- Records for this exercise:
------------
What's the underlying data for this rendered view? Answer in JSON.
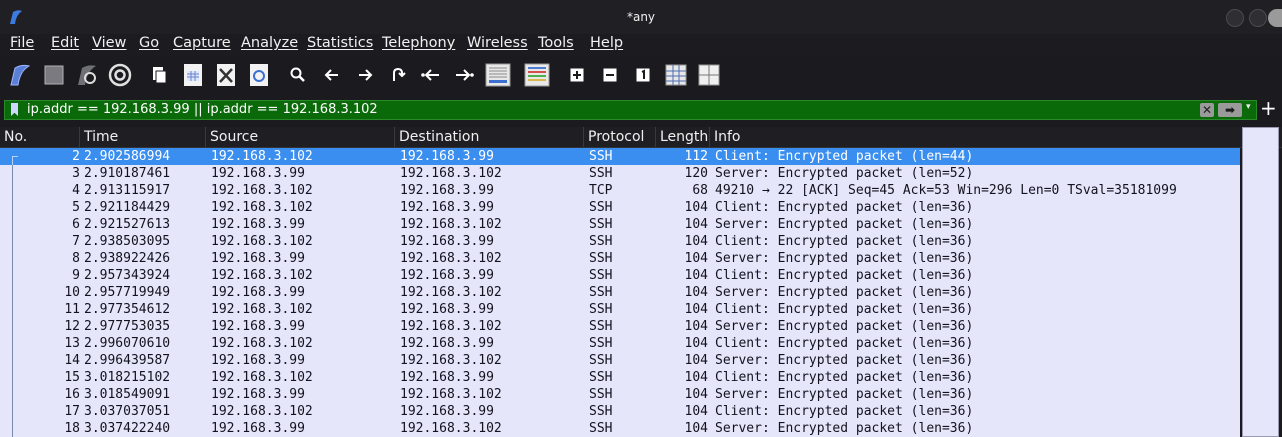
{
  "window": {
    "title": "*any"
  },
  "menu": [
    "File",
    "Edit",
    "View",
    "Go",
    "Capture",
    "Analyze",
    "Statistics",
    "Telephony",
    "Wireless",
    "Tools",
    "Help"
  ],
  "toolbar": {
    "icons": [
      "start-capture-icon",
      "stop-capture-icon",
      "restart-capture-icon",
      "capture-options-icon",
      "open-file-icon",
      "save-file-icon",
      "close-file-icon",
      "reload-file-icon",
      "find-packet-icon",
      "go-back-icon",
      "go-forward-icon",
      "go-to-packet-icon",
      "go-first-packet-icon",
      "go-last-packet-icon",
      "auto-scroll-icon",
      "colorize-icon",
      "zoom-in-icon",
      "zoom-out-icon",
      "normal-size-icon",
      "resize-columns-icon",
      "layout-icon"
    ]
  },
  "filter": {
    "value": "ip.addr == 192.168.3.99 || ip.addr == 192.168.3.102",
    "clear_glyph": "✕",
    "apply_glyph": "➡",
    "dropdown_glyph": "▾",
    "add_glyph": "+",
    "field_color": "#0a6a0a"
  },
  "columns": {
    "no": "No.",
    "time": "Time",
    "source": "Source",
    "destination": "Destination",
    "protocol": "Protocol",
    "length": "Length",
    "info": "Info"
  },
  "colors": {
    "row_bg": "#e6e6fa",
    "selected_bg": "#3a8ef0"
  },
  "packets": [
    {
      "no": "2",
      "time": "2.902586994",
      "src": "192.168.3.102",
      "dst": "192.168.3.99",
      "proto": "SSH",
      "len": "112",
      "info": "Client: Encrypted packet (len=44)",
      "selected": true
    },
    {
      "no": "3",
      "time": "2.910187461",
      "src": "192.168.3.99",
      "dst": "192.168.3.102",
      "proto": "SSH",
      "len": "120",
      "info": "Server: Encrypted packet (len=52)"
    },
    {
      "no": "4",
      "time": "2.913115917",
      "src": "192.168.3.102",
      "dst": "192.168.3.99",
      "proto": "TCP",
      "len": "68",
      "info": "49210 → 22 [ACK] Seq=45 Ack=53 Win=296 Len=0 TSval=35181099"
    },
    {
      "no": "5",
      "time": "2.921184429",
      "src": "192.168.3.102",
      "dst": "192.168.3.99",
      "proto": "SSH",
      "len": "104",
      "info": "Client: Encrypted packet (len=36)"
    },
    {
      "no": "6",
      "time": "2.921527613",
      "src": "192.168.3.99",
      "dst": "192.168.3.102",
      "proto": "SSH",
      "len": "104",
      "info": "Server: Encrypted packet (len=36)"
    },
    {
      "no": "7",
      "time": "2.938503095",
      "src": "192.168.3.102",
      "dst": "192.168.3.99",
      "proto": "SSH",
      "len": "104",
      "info": "Client: Encrypted packet (len=36)"
    },
    {
      "no": "8",
      "time": "2.938922426",
      "src": "192.168.3.99",
      "dst": "192.168.3.102",
      "proto": "SSH",
      "len": "104",
      "info": "Server: Encrypted packet (len=36)"
    },
    {
      "no": "9",
      "time": "2.957343924",
      "src": "192.168.3.102",
      "dst": "192.168.3.99",
      "proto": "SSH",
      "len": "104",
      "info": "Client: Encrypted packet (len=36)"
    },
    {
      "no": "10",
      "time": "2.957719949",
      "src": "192.168.3.99",
      "dst": "192.168.3.102",
      "proto": "SSH",
      "len": "104",
      "info": "Server: Encrypted packet (len=36)"
    },
    {
      "no": "11",
      "time": "2.977354612",
      "src": "192.168.3.102",
      "dst": "192.168.3.99",
      "proto": "SSH",
      "len": "104",
      "info": "Client: Encrypted packet (len=36)"
    },
    {
      "no": "12",
      "time": "2.977753035",
      "src": "192.168.3.99",
      "dst": "192.168.3.102",
      "proto": "SSH",
      "len": "104",
      "info": "Server: Encrypted packet (len=36)"
    },
    {
      "no": "13",
      "time": "2.996070610",
      "src": "192.168.3.102",
      "dst": "192.168.3.99",
      "proto": "SSH",
      "len": "104",
      "info": "Client: Encrypted packet (len=36)"
    },
    {
      "no": "14",
      "time": "2.996439587",
      "src": "192.168.3.99",
      "dst": "192.168.3.102",
      "proto": "SSH",
      "len": "104",
      "info": "Server: Encrypted packet (len=36)"
    },
    {
      "no": "15",
      "time": "3.018215102",
      "src": "192.168.3.102",
      "dst": "192.168.3.99",
      "proto": "SSH",
      "len": "104",
      "info": "Client: Encrypted packet (len=36)"
    },
    {
      "no": "16",
      "time": "3.018549091",
      "src": "192.168.3.99",
      "dst": "192.168.3.102",
      "proto": "SSH",
      "len": "104",
      "info": "Server: Encrypted packet (len=36)"
    },
    {
      "no": "17",
      "time": "3.037037051",
      "src": "192.168.3.102",
      "dst": "192.168.3.99",
      "proto": "SSH",
      "len": "104",
      "info": "Client: Encrypted packet (len=36)"
    },
    {
      "no": "18",
      "time": "3.037422240",
      "src": "192.168.3.99",
      "dst": "192.168.3.102",
      "proto": "SSH",
      "len": "104",
      "info": "Server: Encrypted packet (len=36)"
    }
  ]
}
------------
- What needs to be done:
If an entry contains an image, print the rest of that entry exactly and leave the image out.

- Solution to this task:
What's the underlying data for this rendered view? Answer in JSON.
{
  "window": {
    "title": "*any"
  },
  "menu": [
    "File",
    "Edit",
    "View",
    "Go",
    "Capture",
    "Analyze",
    "Statistics",
    "Telephony",
    "Wireless",
    "Tools",
    "Help"
  ],
  "toolbar": {
    "icons": [
      "start-capture-icon",
      "stop-capture-icon",
      "restart-capture-icon",
      "capture-options-icon",
      "open-file-icon",
      "save-file-icon",
      "close-file-icon",
      "reload-file-icon",
      "find-packet-icon",
      "go-back-icon",
      "go-forward-icon",
      "go-to-packet-icon",
      "go-first-packet-icon",
      "go-last-packet-icon",
      "auto-scroll-icon",
      "colorize-icon",
      "zoom-in-icon",
      "zoom-out-icon",
      "normal-size-icon",
      "resize-columns-icon",
      "layout-icon"
    ]
  },
  "filter": {
    "value": "ip.addr == 192.168.3.99 || ip.addr == 192.168.3.102",
    "clear_glyph": "✕",
    "apply_glyph": "➡",
    "dropdown_glyph": "▾",
    "add_glyph": "+",
    "field_color": "#0a6a0a"
  },
  "columns": {
    "no": "No.",
    "time": "Time",
    "source": "Source",
    "destination": "Destination",
    "protocol": "Protocol",
    "length": "Length",
    "info": "Info"
  },
  "colors": {
    "row_bg": "#e6e6fa",
    "selected_bg": "#3a8ef0"
  },
  "packets": [
    {
      "no": "2",
      "time": "2.902586994",
      "src": "192.168.3.102",
      "dst": "192.168.3.99",
      "proto": "SSH",
      "len": "112",
      "info": "Client: Encrypted packet (len=44)",
      "selected": true
    },
    {
      "no": "3",
      "time": "2.910187461",
      "src": "192.168.3.99",
      "dst": "192.168.3.102",
      "proto": "SSH",
      "len": "120",
      "info": "Server: Encrypted packet (len=52)"
    },
    {
      "no": "4",
      "time": "2.913115917",
      "src": "192.168.3.102",
      "dst": "192.168.3.99",
      "proto": "TCP",
      "len": "68",
      "info": "49210 → 22 [ACK] Seq=45 Ack=53 Win=296 Len=0 TSval=35181099"
    },
    {
      "no": "5",
      "time": "2.921184429",
      "src": "192.168.3.102",
      "dst": "192.168.3.99",
      "proto": "SSH",
      "len": "104",
      "info": "Client: Encrypted packet (len=36)"
    },
    {
      "no": "6",
      "time": "2.921527613",
      "src": "192.168.3.99",
      "dst": "192.168.3.102",
      "proto": "SSH",
      "len": "104",
      "info": "Server: Encrypted packet (len=36)"
    },
    {
      "no": "7",
      "time": "2.938503095",
      "src": "192.168.3.102",
      "dst": "192.168.3.99",
      "proto": "SSH",
      "len": "104",
      "info": "Client: Encrypted packet (len=36)"
    },
    {
      "no": "8",
      "time": "2.938922426",
      "src": "192.168.3.99",
      "dst": "192.168.3.102",
      "proto": "SSH",
      "len": "104",
      "info": "Server: Encrypted packet (len=36)"
    },
    {
      "no": "9",
      "time": "2.957343924",
      "src": "192.168.3.102",
      "dst": "192.168.3.99",
      "proto": "SSH",
      "len": "104",
      "info": "Client: Encrypted packet (len=36)"
    },
    {
      "no": "10",
      "time": "2.957719949",
      "src": "192.168.3.99",
      "dst": "192.168.3.102",
      "proto": "SSH",
      "len": "104",
      "info": "Server: Encrypted packet (len=36)"
    },
    {
      "no": "11",
      "time": "2.977354612",
      "src": "192.168.3.102",
      "dst": "192.168.3.99",
      "proto": "SSH",
      "len": "104",
      "info": "Client: Encrypted packet (len=36)"
    },
    {
      "no": "12",
      "time": "2.977753035",
      "src": "192.168.3.99",
      "dst": "192.168.3.102",
      "proto": "SSH",
      "len": "104",
      "info": "Server: Encrypted packet (len=36)"
    },
    {
      "no": "13",
      "time": "2.996070610",
      "src": "192.168.3.102",
      "dst": "192.168.3.99",
      "proto": "SSH",
      "len": "104",
      "info": "Client: Encrypted packet (len=36)"
    },
    {
      "no": "14",
      "time": "2.996439587",
      "src": "192.168.3.99",
      "dst": "192.168.3.102",
      "proto": "SSH",
      "len": "104",
      "info": "Server: Encrypted packet (len=36)"
    },
    {
      "no": "15",
      "time": "3.018215102",
      "src": "192.168.3.102",
      "dst": "192.168.3.99",
      "proto": "SSH",
      "len": "104",
      "info": "Client: Encrypted packet (len=36)"
    },
    {
      "no": "16",
      "time": "3.018549091",
      "src": "192.168.3.99",
      "dst": "192.168.3.102",
      "proto": "SSH",
      "len": "104",
      "info": "Server: Encrypted packet (len=36)"
    },
    {
      "no": "17",
      "time": "3.037037051",
      "src": "192.168.3.102",
      "dst": "192.168.3.99",
      "proto": "SSH",
      "len": "104",
      "info": "Client: Encrypted packet (len=36)"
    },
    {
      "no": "18",
      "time": "3.037422240",
      "src": "192.168.3.99",
      "dst": "192.168.3.102",
      "proto": "SSH",
      "len": "104",
      "info": "Server: Encrypted packet (len=36)"
    }
  ]
}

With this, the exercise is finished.